If you plot any two of the variables versus each other, you get a phase plane plot. Here is an example of a plot of y versus x:

This plot shows the complex phase plane trajectory that never loops back on itself, explodes to infinity, or converges to a fixed point, as non-chaotic processes will do. The "butterfly-shaped" region containing the chaotic trajectories in the phase plane is called an attractor.

Using MPR to Identify Chaos

The MPR model was found to be able to identify the nonlinear dynamic behavior of the Lorenz equations, as reflected in the geometry of the attractor and by calculation of its Lyapunov exponents. The technique was applied to times series data obtained from simulations of the Lorenz equations with and without measurement noise.

The Lorenz equations were used to generate a time-series of values of x, y, and z. Then, an MPR model was developed to predict each variable, using only lag-1 values of x, y, and z. That is, three MPR models were generated:

For example, a portion of the equation for x is (the subscript i-1 is dropped on the right side for simplicity):

xi = x + 3.4070×10-7×xz5 + 4.7659×10-1×y - 3.4949×10-3×xz2 - 1.5647 ×10-4×x3 + . . .

Then, using these models alone (without reference to the original data or the original Lorenz equations), a new sequence of values of x, y, and z were generated. When x was plotted versus y, the following trajectory was obtained:

You can see that it has the same appearance of the phase-plane trajectory of the Lorenz equations. Even if random noise was added to the data before modeling (at a level of approximately 10% of the variance of the data), an approximation to the Lorenz attractor could still be recovered from the data, although additional lags (lag 1, 2, and 3) had to be used. The resulting attractor still has the butterfly geometry:

A final test was to compute the Lyapunov coefficients of the MPR models and compare them to the known values of the Lorenz equations. Three values could be computed for this system. The values for the MPR models were computed using a standard procedure (Wolf, 1986). The results are:

Lorenz equations 1.30 -0.002 -20.7
MPR, no noise 1.33 -0.065 -21.3
MPR, with noise 1.09 -0.46 -18.0

This shows that the MPR models accurately reproduced the Lyapunov coefficients in the case of the model fitted to the noise-free data. In the case of the noisy data, the first and third coefficients were predicted with reasonable accuracy, although the second is inaccurate. However, it is the first coefficient, the positive one, which shows the chaotic nature of the process, and dominates the behavior of the system.

The MPR models were developed from the data, and not using the Lorenz equations themselves. And yet they could be used to reproduce both the phase plane trajectory and the Lyapunov coefficients of the original equations. This illustrates the power of MPR to discover relationships underlying the data, including the dynamic behavior of the process, and to distinguish noise from chaos.

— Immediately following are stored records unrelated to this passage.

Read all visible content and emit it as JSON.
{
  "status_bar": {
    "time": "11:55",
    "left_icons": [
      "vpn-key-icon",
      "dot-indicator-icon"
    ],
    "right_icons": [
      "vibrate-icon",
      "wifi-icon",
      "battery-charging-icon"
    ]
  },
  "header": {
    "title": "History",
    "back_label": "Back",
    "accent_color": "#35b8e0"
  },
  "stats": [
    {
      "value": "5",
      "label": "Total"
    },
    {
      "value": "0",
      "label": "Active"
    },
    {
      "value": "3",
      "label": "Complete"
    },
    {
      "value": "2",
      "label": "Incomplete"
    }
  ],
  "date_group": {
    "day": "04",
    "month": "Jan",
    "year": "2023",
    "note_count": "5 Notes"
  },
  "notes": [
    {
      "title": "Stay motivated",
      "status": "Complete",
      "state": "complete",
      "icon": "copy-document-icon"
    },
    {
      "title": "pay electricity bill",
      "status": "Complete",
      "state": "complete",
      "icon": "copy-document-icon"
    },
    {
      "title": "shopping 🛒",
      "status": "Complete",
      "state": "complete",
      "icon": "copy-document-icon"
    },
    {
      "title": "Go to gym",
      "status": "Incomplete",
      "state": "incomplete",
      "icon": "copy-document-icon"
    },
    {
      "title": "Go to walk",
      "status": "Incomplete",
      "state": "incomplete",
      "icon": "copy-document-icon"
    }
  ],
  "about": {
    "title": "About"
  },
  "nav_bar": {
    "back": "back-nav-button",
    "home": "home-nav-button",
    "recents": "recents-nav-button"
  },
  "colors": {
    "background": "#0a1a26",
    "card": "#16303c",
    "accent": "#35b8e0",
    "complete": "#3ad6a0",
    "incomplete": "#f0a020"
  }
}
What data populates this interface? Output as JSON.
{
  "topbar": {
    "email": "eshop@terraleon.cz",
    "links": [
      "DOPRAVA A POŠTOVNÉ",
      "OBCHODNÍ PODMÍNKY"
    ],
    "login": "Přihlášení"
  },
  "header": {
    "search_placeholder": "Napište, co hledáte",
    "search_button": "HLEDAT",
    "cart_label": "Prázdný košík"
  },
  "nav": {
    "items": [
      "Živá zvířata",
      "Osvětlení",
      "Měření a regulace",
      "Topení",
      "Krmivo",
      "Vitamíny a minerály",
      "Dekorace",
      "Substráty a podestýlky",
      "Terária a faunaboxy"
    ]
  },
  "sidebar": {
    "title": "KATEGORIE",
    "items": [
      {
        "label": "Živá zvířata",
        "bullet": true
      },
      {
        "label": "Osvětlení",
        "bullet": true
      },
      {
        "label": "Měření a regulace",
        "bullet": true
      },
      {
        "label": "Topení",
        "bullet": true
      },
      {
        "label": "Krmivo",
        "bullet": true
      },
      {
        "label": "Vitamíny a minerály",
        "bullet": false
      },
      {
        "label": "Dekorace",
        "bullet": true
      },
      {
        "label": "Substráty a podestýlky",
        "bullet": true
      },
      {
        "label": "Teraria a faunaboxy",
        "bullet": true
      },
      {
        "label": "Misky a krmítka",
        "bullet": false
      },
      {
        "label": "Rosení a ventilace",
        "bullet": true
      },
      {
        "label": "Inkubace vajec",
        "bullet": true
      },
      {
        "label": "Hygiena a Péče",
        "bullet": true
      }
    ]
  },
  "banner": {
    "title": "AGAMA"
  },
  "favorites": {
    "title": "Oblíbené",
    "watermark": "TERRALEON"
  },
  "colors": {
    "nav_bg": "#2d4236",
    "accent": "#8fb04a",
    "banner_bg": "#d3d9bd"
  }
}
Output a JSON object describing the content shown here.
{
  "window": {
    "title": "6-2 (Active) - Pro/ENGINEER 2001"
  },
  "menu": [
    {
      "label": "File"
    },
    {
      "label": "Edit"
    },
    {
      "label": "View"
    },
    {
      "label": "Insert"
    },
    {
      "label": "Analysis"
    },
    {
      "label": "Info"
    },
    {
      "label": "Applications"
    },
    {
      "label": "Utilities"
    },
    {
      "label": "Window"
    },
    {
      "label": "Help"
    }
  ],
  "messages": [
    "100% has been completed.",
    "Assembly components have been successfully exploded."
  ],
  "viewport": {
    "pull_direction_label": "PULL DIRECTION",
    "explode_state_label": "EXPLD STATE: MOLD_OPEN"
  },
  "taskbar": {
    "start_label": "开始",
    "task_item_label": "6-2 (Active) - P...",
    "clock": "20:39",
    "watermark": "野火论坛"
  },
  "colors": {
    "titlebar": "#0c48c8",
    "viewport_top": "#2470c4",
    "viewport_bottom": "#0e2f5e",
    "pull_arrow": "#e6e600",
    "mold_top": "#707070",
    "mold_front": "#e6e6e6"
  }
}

In turn, this demonstrates the capability of MPR to model some of the most challenging types of processes.